ADB project helps boost climate resilience in Vietnam’s health system hinh anh 1A doctor gives health examination to a woman in a mountainous area of Vietnam (Photo: VNA)
Hanoi (VNA) – The Asian Development Bank (ADB) announced on July 19 its assessment of a six-year project helping boost the capacity of health systems in Cambodia, Laos, and Vietnam to climate-induced health threats.

The project, Strengthening Resilience to Climate Change in the Health Sector in the Greater Mekong Subregion (GMS), was approved in 2015 with a 4.4 million USD grant from the Nordic Development Fund and counterpart financing from the three governments.

It was ADB’s first initiative in Southeast Asia to improve government responses to climate change’s impacts on health care. It helped the three countries adopt national health adaptation plans to address weather-related health risks, including heat and communicable diseases such as dengue, malaria, heat stress, and diarrhea.

The project was implemented by the Preventive Medicine Department of Cambodia, the Department of Hygiene and Health Promotion of Laos, and the Health Environment Management Agency of Vietnam.

In its news release, ADB said that in all, the project completed detailed vulnerability and adaptation assessments for 14 high-risk provinces in those countries and trained more than 1,300 health sector staff on climate change and health adaptation.

In addition, more than 600 policy makers from the public and private sectors participated in high-level advocacy meetings and workshops focused on national health adaptation strategies and the coordination of disease surveillance and responses, among others.

The project also helped the three governments identify cost-effective investments to reduce mortality and morbidity caused by diseases related to climate change. They included establishing early heat warning systems and upgrading health facilities to be more climate resilient, especially in remote, underserved communities.

In particular, it improved timely data gathering for governments to monitor the impact of climate change on public health, tools such as a database, a modeling approach, and a digital atlas.

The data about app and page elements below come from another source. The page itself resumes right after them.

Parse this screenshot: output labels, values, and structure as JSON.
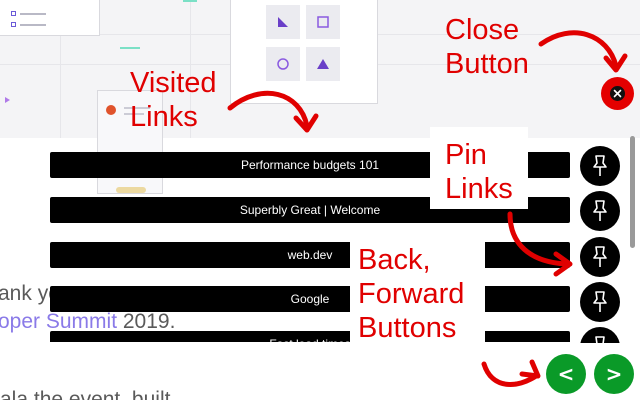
{
  "visited_links": [
    {
      "title": "Performance budgets 101"
    },
    {
      "title": "Superbly Great | Welcome"
    },
    {
      "title": "web.dev"
    },
    {
      "title": "Google"
    },
    {
      "title": "Fast load times"
    }
  ],
  "pin_links": {
    "icon": "pin-icon",
    "count": 5
  },
  "close_button": {
    "icon": "close-icon",
    "color": "#e40000"
  },
  "navigation": {
    "back_label": "<",
    "forward_label": ">",
    "color": "#0a9a28"
  },
  "annotations": {
    "visited_line1": "Visited",
    "visited_line2": "Links",
    "close_line1": "Close",
    "close_line2": "Button",
    "pin_line1": "Pin",
    "pin_line2": "Links",
    "nav_line1": "Back,",
    "nav_line2": "Forward",
    "nav_line3": "Buttons",
    "color": "#e00000"
  },
  "background_page": {
    "text_line1": "ank yo",
    "text_line2_a": "oper Summit",
    "text_line2_b": " 2019.",
    "text_line3": "ala the event, built",
    "accent_color": "#8a7ae8"
  }
}
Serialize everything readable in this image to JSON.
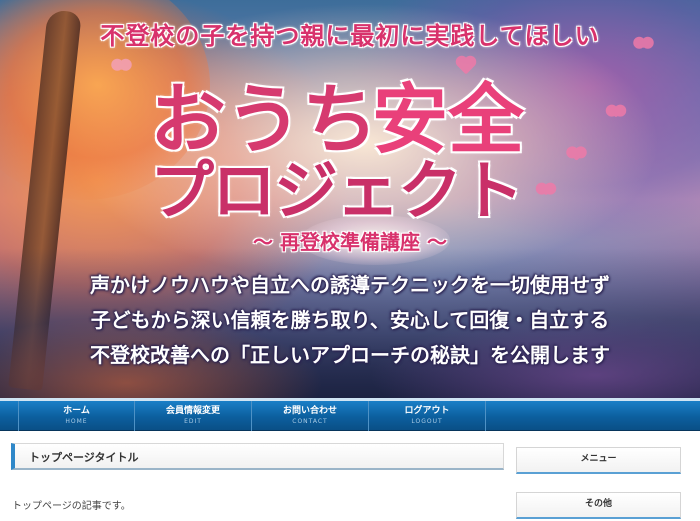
{
  "hero": {
    "tagline": "不登校の子を持つ親に最初に実践してほしい",
    "title_part1": "おうち",
    "title_part2": "安全",
    "title_line2": "プロジェクト",
    "subtitle": "〜 再登校準備講座 〜",
    "lines": [
      "声かけノウハウや自立への誘導テクニックを一切使用せず",
      "子どもから深い信頼を勝ち取り、安心して回復・自立する",
      "不登校改善への「正しいアプローチの秘訣」を公開します"
    ]
  },
  "nav": {
    "items": [
      {
        "label": "ホーム",
        "sub": "HOME"
      },
      {
        "label": "会員情報変更",
        "sub": "EDIT"
      },
      {
        "label": "お問い合わせ",
        "sub": "CONTACT"
      },
      {
        "label": "ログアウト",
        "sub": "LOGOUT"
      }
    ]
  },
  "main": {
    "page_title": "トップページタイトル",
    "article_text": "トップページの記事です。"
  },
  "sidebar": {
    "menu_title": "メニュー",
    "other_title": "その他"
  },
  "colors": {
    "accent_pink": "#d8326c",
    "nav_blue": "#0c5f9e"
  }
}
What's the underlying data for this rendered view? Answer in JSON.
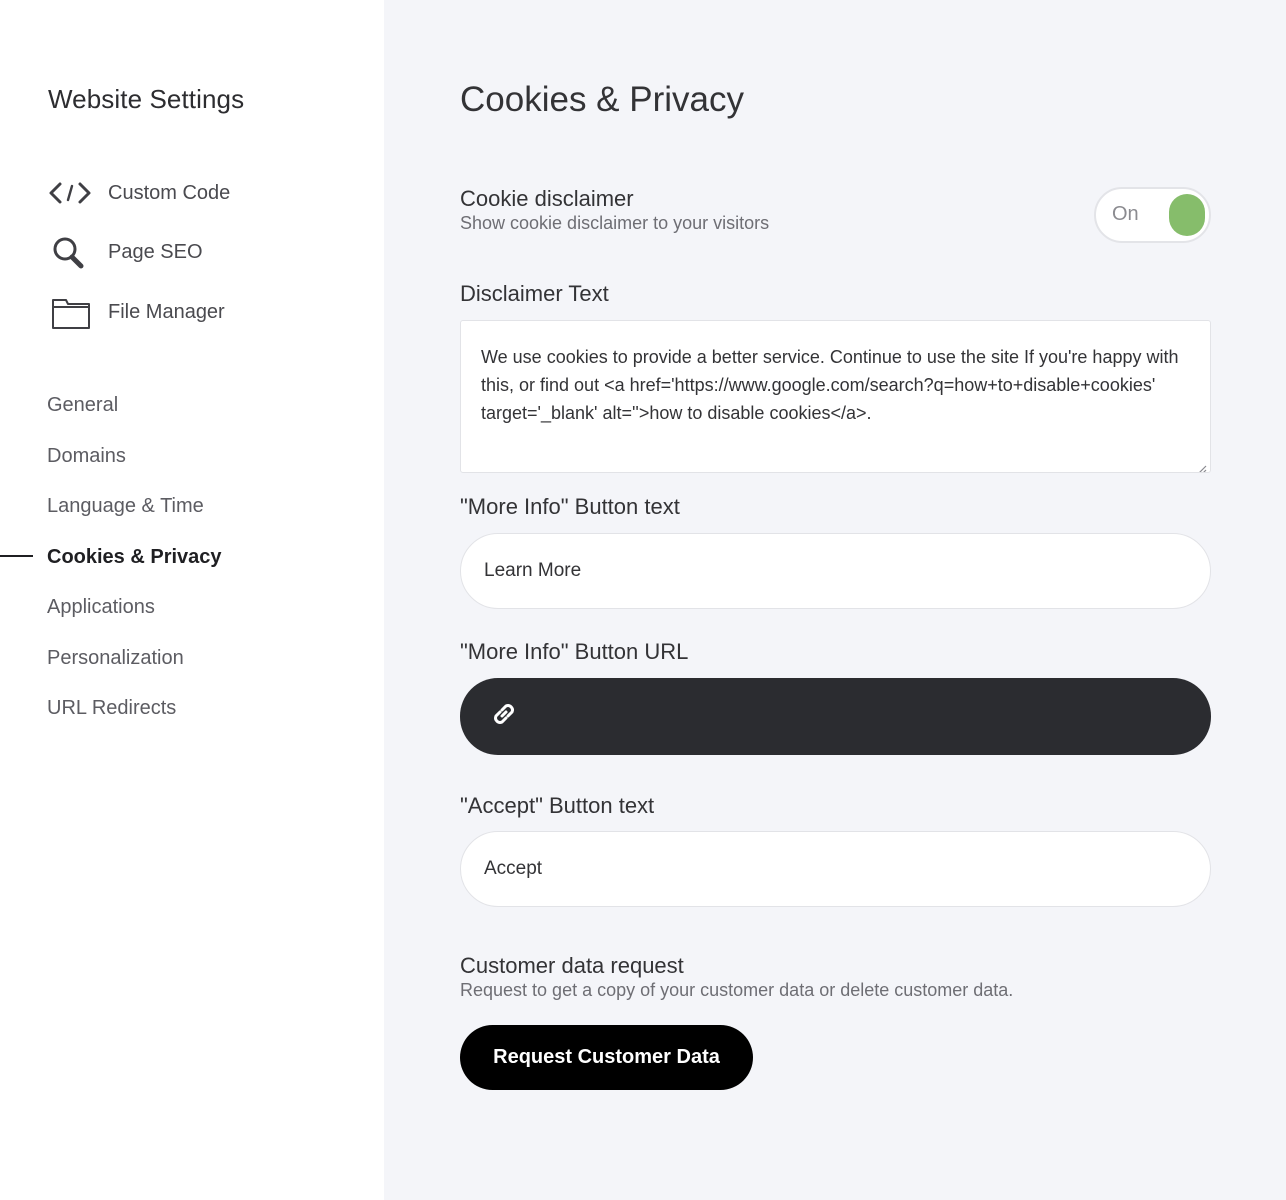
{
  "sidebar": {
    "title": "Website Settings",
    "tools": [
      {
        "label": "Custom Code",
        "icon": "code-icon"
      },
      {
        "label": "Page SEO",
        "icon": "search-icon"
      },
      {
        "label": "File Manager",
        "icon": "folder-icon"
      }
    ],
    "nav": [
      {
        "label": "General"
      },
      {
        "label": "Domains"
      },
      {
        "label": "Language & Time"
      },
      {
        "label": "Cookies & Privacy",
        "active": true
      },
      {
        "label": "Applications"
      },
      {
        "label": "Personalization"
      },
      {
        "label": "URL Redirects"
      }
    ]
  },
  "main": {
    "title": "Cookies & Privacy",
    "cookie_disclaimer": {
      "title": "Cookie disclaimer",
      "subtitle": "Show cookie disclaimer to your visitors",
      "toggle_label": "On",
      "toggle_color": "#86bd6b"
    },
    "disclaimer_text": {
      "label": "Disclaimer Text",
      "value": "We use cookies to provide a better service. Continue to use the site If you're happy with this, or find out <a href='https://www.google.com/search?q=how+to+disable+cookies' target='_blank' alt=''>how to disable cookies</a>."
    },
    "more_info_text": {
      "label": "\"More Info\" Button text",
      "value": "Learn More"
    },
    "more_info_url": {
      "label": "\"More Info\" Button URL",
      "icon": "link-icon",
      "value": ""
    },
    "accept_text": {
      "label": "\"Accept\" Button text",
      "value": "Accept"
    },
    "customer_data": {
      "title": "Customer data request",
      "subtitle": "Request to get a copy of your customer data or delete customer data.",
      "button_label": "Request Customer Data"
    }
  }
}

The project also trained national and provincial health staff on surveillance systems for climate-sensitive diseases, the analysis of epidemiology data, and health challenges unique to women, children, and other vulnerable groups.

“The project has helped reduce Cambodia, the Lao PDR, and Vietnam’s vulnerability to climate-induced health threats, especially among vulnerable populations, including the poor, migrants, and ethnic minorities,” said ADB Director of Human and Social Development for Southeast Asia Ayako Inagaki.

ADB Country Director for Vietnam Andrew Jeffries noted: “The health national adaptation plan and surveillance systems supported by this project will help Vietnam mitigate climate change’s health and economic impacts amid the COVID-19 pandemic.”

The bank added that the governments of Cambodia, Laos, and Vietnam recognise that climate change is a major threat to their sustainable economic development. All three had approved strategic plans for public health as part of their national strategic plans on climate change./.